Topsell's The History of Four-footed Beasts (1607) and The History of Serpents (1608), both published by William Jaggard, were reprinted together as The History of Four-Footed Beasts and Serpents in 1658. An eleven-hundred-page treatise on zoology, Topsell's work repeats ancient and fantastic legends about actual animals as well as reports of mythical animals. Topsell, not a naturalist himself, relied on earlier authorities, most notably the Historia Animalium of the Swiss scholar Conrad Gessner. "I would not have the Reader," Topsell writes, "... imagine I have ... related all that is ever said of these Beasts, but only [what] is said by many."[1]

Topsell's work is remembered chiefly for its detailed and vigorous illustrations, including the famous image known as Dürer's Rhinoceros. The illustrations have been widely reproduced in many contexts, and Topsell's bestiary has been reprinted in various modern editions, usually in greatly reduced form.

Superstitions about actual animals

Topsell, repeating ancient legends, assigns exotic attributes to actual animals. He writes, for example, that:

Of the procreation of mice, Topsell writes that it "is not only by copulation, but also nature worketh wonderfully in ingenduring them by earth."[2]

Fantastic animals

Relying on the authority of "sundry learned men," Topsell includes the Gorgon, the Sphinx, the Lamia, the Winged Dragon and the Unicorn.
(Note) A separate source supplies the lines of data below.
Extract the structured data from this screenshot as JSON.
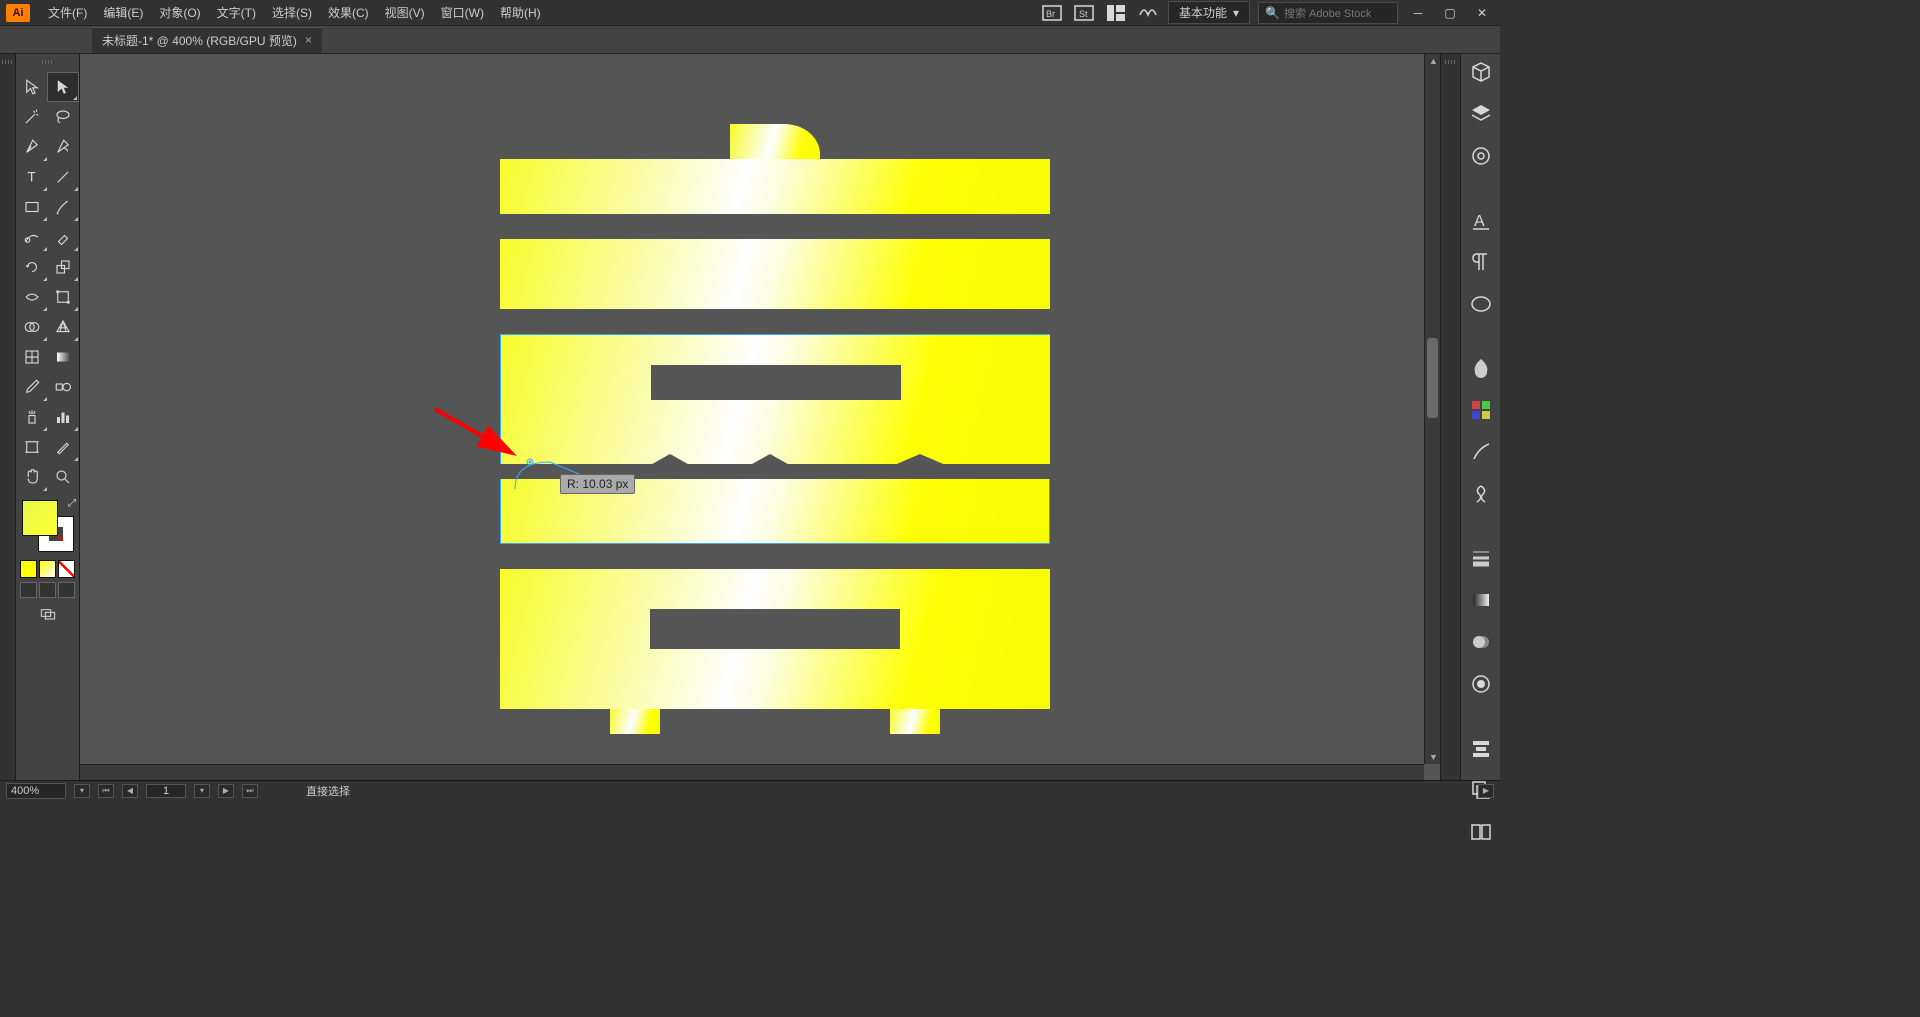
{
  "app": {
    "logo": "Ai"
  },
  "menu": {
    "file": "文件(F)",
    "edit": "编辑(E)",
    "object": "对象(O)",
    "type": "文字(T)",
    "select": "选择(S)",
    "effect": "效果(C)",
    "view": "视图(V)",
    "window": "窗口(W)",
    "help": "帮助(H)"
  },
  "workspace": {
    "label": "基本功能"
  },
  "search": {
    "placeholder": "搜索 Adobe Stock"
  },
  "document": {
    "tab_title": "未标题-1* @ 400% (RGB/GPU 预览)"
  },
  "tooltip": {
    "radius_label": "R: 10.03 px"
  },
  "status": {
    "zoom": "400%",
    "artboard": "1",
    "tool": "直接选择"
  },
  "colors": {
    "gradient_start": "#f7fb2a",
    "gradient_highlight": "#ffffff",
    "gradient_end": "#feff05",
    "selection_outline": "#3399ff",
    "annotation_arrow": "#ff0000"
  },
  "right_icons": [
    "3d-icon",
    "layers-icon",
    "cc-libraries-icon",
    "character-icon",
    "paragraph-icon",
    "opentype-icon",
    "color-icon",
    "swatches-icon",
    "symbols-icon",
    "brushes-icon",
    "stroke-icon",
    "gradient-icon",
    "transparency-icon",
    "appearance-icon",
    "align-icon",
    "pathfinder-icon",
    "artboards-icon"
  ]
}
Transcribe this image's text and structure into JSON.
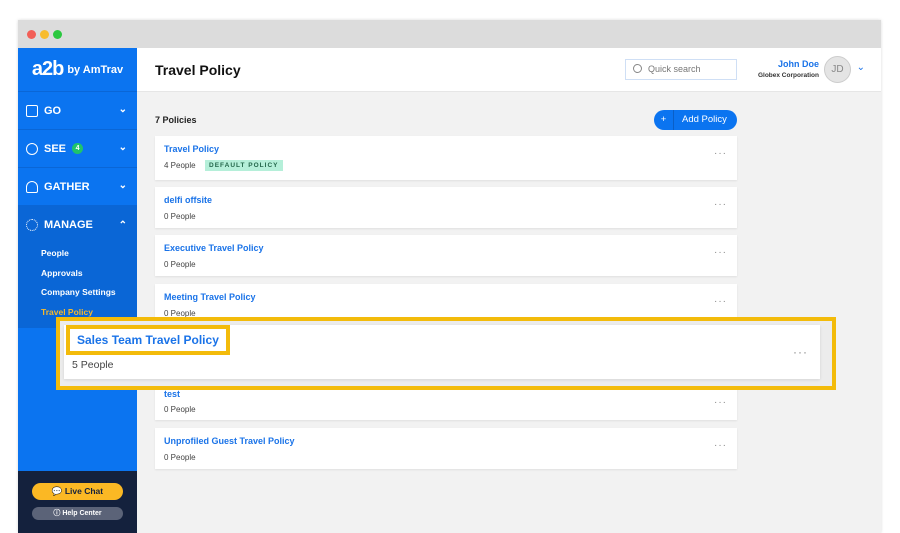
{
  "brand": {
    "logo": "a2b",
    "by": "by AmTrav"
  },
  "sidebar": {
    "items": [
      {
        "label": "GO",
        "icon": "briefcase-icon"
      },
      {
        "label": "SEE",
        "icon": "gauge-icon",
        "badge": "4"
      },
      {
        "label": "GATHER",
        "icon": "people-icon"
      },
      {
        "label": "MANAGE",
        "icon": "gear-icon"
      }
    ],
    "submenu": [
      "People",
      "Approvals",
      "Company Settings",
      "Travel Policy"
    ],
    "active": "Travel Policy",
    "live_chat": "Live Chat",
    "help_center": "Help Center"
  },
  "header": {
    "title": "Travel Policy",
    "search_placeholder": "Quick search",
    "user_name": "John Doe",
    "user_org": "Globex Corporation",
    "initials": "JD"
  },
  "main": {
    "count": "7 Policies",
    "add_button": "Add Policy",
    "add_plus": "+",
    "policies": [
      {
        "name": "Travel Policy",
        "people": "4 People",
        "badge": "DEFAULT POLICY"
      },
      {
        "name": "delfi offsite",
        "people": "0 People"
      },
      {
        "name": "Executive Travel Policy",
        "people": "0 People"
      },
      {
        "name": "Meeting Travel Policy",
        "people": "0 People"
      },
      {
        "name": "Sales Team Travel Policy",
        "people": "5 People"
      },
      {
        "name": "test",
        "people": "0 People"
      },
      {
        "name": "Unprofiled Guest Travel Policy",
        "people": "0 People"
      }
    ],
    "more": "···"
  },
  "colors": {
    "brand_blue": "#0b74f0",
    "highlight": "#f3bb0a",
    "active_link": "#f5b82e"
  }
}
Unless indicated otherwise, the text in this article is either based on Wikipedia article "Edward Topsell" or another language Wikipedia page thereof used under the terms of the GNU Free Documentation License; or on original research by Jahsonic and friends. See Art and Popular Culture's copyright notice.

Personal tools